◆ **WORK INSTRUCTION**: Your answer must be every line of the data that contains "true".

◆ **INFORMATION SHOWN**:
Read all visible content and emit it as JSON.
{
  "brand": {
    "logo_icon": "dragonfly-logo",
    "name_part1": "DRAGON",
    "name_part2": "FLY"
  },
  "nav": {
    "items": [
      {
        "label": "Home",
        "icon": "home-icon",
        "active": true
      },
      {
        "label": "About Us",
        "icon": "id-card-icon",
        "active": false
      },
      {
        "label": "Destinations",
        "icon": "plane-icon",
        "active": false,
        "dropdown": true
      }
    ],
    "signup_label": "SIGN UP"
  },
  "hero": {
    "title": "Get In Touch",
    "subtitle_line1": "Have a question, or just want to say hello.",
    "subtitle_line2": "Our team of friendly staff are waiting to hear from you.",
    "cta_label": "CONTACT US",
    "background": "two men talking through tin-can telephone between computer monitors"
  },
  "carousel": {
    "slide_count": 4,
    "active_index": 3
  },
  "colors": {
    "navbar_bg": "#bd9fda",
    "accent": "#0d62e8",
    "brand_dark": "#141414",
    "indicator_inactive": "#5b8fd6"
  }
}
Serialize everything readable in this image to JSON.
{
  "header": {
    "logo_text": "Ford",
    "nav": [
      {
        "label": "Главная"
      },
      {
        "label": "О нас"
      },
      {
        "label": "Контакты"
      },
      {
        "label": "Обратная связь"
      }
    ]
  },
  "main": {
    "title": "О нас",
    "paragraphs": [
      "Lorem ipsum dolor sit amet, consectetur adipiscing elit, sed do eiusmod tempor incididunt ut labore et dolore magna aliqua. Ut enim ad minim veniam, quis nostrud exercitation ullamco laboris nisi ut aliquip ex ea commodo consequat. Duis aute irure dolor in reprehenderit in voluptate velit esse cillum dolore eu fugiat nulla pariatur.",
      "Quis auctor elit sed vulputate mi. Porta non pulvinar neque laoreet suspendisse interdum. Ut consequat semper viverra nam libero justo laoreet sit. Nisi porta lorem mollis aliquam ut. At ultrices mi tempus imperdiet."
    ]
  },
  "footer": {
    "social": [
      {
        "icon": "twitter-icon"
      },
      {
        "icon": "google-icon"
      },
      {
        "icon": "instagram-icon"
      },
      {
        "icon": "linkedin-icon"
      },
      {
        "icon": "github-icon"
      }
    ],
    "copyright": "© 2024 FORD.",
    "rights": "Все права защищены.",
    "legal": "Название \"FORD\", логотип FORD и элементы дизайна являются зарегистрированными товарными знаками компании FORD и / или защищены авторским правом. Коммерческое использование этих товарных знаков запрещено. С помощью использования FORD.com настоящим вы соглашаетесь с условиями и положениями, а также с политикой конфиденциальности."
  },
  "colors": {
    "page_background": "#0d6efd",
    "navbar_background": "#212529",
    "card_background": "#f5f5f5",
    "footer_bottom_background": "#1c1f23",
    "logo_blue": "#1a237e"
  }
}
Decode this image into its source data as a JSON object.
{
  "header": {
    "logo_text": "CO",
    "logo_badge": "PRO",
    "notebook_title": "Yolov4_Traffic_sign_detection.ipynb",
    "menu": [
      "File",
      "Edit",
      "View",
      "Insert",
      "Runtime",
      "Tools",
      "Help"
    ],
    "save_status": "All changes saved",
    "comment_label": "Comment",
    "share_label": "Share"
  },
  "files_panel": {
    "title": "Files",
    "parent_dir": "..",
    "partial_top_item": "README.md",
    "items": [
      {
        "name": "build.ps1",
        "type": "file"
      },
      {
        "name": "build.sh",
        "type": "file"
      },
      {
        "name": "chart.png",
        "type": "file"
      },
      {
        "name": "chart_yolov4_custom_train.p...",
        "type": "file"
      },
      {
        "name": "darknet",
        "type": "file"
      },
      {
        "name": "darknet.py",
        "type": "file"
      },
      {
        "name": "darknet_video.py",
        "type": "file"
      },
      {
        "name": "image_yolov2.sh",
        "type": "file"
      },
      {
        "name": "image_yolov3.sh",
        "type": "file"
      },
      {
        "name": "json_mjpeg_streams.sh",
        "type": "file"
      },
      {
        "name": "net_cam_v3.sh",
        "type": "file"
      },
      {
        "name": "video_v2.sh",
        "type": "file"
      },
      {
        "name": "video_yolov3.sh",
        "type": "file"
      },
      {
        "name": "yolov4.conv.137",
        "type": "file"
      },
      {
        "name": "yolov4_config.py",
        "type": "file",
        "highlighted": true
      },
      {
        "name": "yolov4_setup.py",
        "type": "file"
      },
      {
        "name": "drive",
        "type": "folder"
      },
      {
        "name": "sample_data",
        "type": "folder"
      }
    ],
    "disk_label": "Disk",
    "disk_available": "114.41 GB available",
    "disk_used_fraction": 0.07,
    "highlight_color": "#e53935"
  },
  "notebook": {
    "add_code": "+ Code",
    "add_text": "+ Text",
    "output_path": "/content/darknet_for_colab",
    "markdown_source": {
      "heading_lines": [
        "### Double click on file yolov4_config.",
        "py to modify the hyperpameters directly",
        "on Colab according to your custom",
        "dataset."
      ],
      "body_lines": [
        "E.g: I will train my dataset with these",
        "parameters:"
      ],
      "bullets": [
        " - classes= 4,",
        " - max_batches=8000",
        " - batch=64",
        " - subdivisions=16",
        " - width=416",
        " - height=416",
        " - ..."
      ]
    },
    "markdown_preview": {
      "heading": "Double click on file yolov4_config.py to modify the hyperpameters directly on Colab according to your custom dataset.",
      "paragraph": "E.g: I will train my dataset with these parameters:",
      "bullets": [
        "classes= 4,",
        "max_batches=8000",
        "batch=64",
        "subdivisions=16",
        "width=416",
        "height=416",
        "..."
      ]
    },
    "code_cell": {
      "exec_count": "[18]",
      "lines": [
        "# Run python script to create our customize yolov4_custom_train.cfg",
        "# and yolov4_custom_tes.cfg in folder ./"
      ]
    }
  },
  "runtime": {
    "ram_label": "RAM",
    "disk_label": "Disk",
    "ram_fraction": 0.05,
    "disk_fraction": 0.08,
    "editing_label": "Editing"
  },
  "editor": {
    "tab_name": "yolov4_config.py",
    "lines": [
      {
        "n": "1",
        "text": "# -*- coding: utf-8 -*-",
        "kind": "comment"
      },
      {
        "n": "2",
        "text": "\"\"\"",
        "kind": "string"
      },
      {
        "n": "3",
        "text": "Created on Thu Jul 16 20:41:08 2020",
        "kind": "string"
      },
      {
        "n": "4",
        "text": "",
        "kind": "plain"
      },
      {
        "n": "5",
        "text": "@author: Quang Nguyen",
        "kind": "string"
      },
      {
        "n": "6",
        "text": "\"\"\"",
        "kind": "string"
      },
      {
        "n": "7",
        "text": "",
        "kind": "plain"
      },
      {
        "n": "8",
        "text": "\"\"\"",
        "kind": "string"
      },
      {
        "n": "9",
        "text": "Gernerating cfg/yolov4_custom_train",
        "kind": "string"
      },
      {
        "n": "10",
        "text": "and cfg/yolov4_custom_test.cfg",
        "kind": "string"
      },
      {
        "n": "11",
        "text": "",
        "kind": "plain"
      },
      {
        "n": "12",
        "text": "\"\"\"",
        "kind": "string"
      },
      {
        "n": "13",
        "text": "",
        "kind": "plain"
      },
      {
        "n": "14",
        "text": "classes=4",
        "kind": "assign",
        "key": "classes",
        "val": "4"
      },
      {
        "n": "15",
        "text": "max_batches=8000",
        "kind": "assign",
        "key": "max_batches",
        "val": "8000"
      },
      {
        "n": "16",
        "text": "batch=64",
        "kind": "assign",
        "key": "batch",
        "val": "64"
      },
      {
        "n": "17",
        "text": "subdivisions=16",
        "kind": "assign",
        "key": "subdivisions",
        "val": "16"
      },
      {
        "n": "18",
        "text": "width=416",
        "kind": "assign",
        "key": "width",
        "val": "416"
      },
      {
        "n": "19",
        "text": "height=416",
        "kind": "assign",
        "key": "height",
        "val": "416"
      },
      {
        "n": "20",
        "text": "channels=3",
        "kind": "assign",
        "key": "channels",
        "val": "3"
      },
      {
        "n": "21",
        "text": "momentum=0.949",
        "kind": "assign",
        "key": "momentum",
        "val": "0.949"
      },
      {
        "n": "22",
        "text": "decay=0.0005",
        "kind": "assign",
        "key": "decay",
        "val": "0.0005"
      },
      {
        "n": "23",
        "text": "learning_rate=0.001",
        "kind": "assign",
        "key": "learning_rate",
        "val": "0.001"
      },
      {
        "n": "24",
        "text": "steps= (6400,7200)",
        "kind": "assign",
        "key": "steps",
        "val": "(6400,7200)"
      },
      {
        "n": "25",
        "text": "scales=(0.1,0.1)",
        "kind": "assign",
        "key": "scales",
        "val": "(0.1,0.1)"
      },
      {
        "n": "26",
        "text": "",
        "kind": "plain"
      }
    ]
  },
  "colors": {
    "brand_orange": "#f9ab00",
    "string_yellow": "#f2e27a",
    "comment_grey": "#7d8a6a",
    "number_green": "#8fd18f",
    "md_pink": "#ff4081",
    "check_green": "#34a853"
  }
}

◆ **YOUR SOLUTION**:
        "active": true
        "dropdown": true
        "highlighted": true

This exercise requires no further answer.